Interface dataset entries
================================
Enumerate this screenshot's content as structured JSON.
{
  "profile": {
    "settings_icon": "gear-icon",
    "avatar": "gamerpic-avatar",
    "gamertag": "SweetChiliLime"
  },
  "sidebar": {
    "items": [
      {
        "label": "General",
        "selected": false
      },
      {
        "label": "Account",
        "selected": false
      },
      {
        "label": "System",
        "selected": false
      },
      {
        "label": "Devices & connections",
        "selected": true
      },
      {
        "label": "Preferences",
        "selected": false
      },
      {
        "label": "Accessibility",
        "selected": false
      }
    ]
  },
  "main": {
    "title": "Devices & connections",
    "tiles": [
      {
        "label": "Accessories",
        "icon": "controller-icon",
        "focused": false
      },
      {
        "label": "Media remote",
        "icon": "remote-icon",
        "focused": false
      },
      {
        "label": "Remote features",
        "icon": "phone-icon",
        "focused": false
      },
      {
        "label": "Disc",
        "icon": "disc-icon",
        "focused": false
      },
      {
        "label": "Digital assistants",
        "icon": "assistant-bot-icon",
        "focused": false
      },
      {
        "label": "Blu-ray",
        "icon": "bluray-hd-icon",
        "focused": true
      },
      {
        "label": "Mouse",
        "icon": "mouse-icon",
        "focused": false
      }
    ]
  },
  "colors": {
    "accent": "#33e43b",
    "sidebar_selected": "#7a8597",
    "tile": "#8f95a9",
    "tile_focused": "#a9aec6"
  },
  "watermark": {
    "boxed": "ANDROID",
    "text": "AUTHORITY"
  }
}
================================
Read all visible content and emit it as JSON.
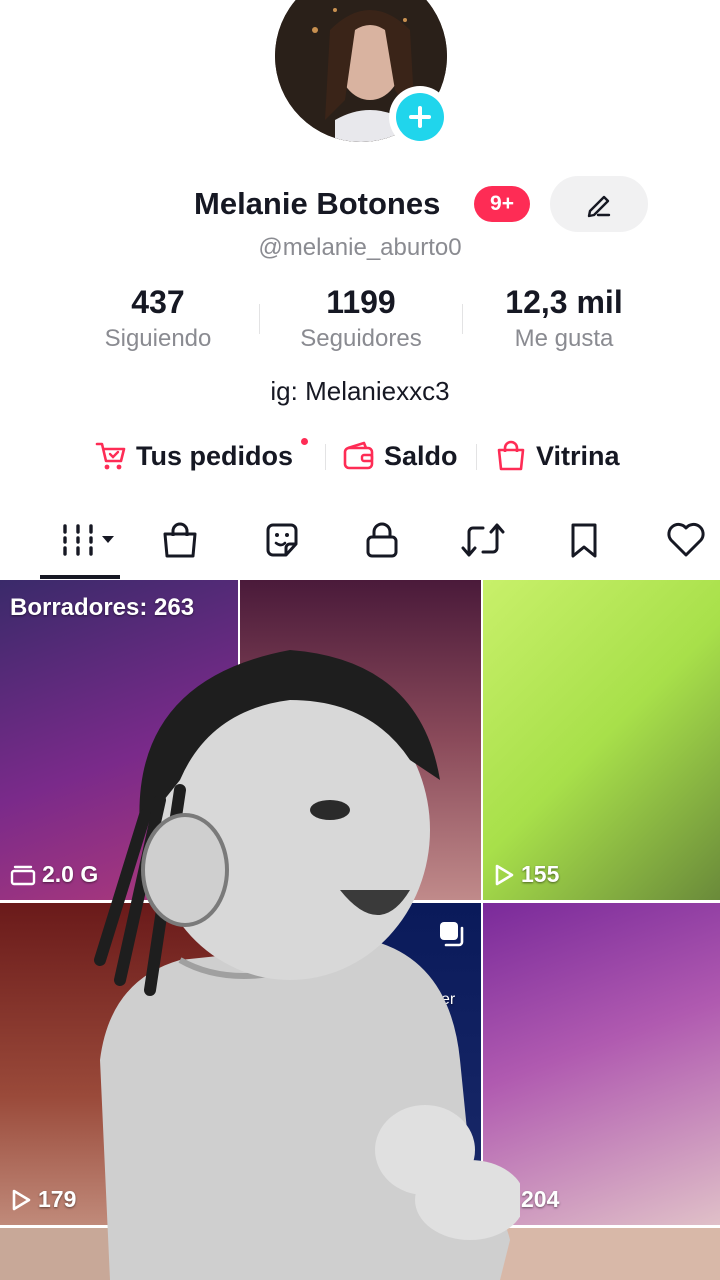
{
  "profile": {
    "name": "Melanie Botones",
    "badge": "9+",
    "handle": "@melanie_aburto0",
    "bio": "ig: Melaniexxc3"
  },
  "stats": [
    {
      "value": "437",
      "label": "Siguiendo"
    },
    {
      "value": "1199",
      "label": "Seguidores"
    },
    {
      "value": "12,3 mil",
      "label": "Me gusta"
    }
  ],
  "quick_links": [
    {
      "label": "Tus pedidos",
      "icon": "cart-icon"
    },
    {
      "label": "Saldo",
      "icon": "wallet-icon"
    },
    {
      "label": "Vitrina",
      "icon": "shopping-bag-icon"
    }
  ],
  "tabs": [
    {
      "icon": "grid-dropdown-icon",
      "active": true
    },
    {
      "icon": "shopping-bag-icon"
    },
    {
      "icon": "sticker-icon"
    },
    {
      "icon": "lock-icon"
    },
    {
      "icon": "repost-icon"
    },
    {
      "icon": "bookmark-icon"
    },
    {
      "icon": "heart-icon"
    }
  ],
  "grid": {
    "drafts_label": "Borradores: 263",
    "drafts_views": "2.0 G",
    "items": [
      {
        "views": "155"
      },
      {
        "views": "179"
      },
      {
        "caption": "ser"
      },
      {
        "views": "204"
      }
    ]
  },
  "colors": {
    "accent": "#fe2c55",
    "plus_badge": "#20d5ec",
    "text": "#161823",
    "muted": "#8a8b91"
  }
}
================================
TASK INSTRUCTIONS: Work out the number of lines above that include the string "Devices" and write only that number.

ANSWER BOX: 2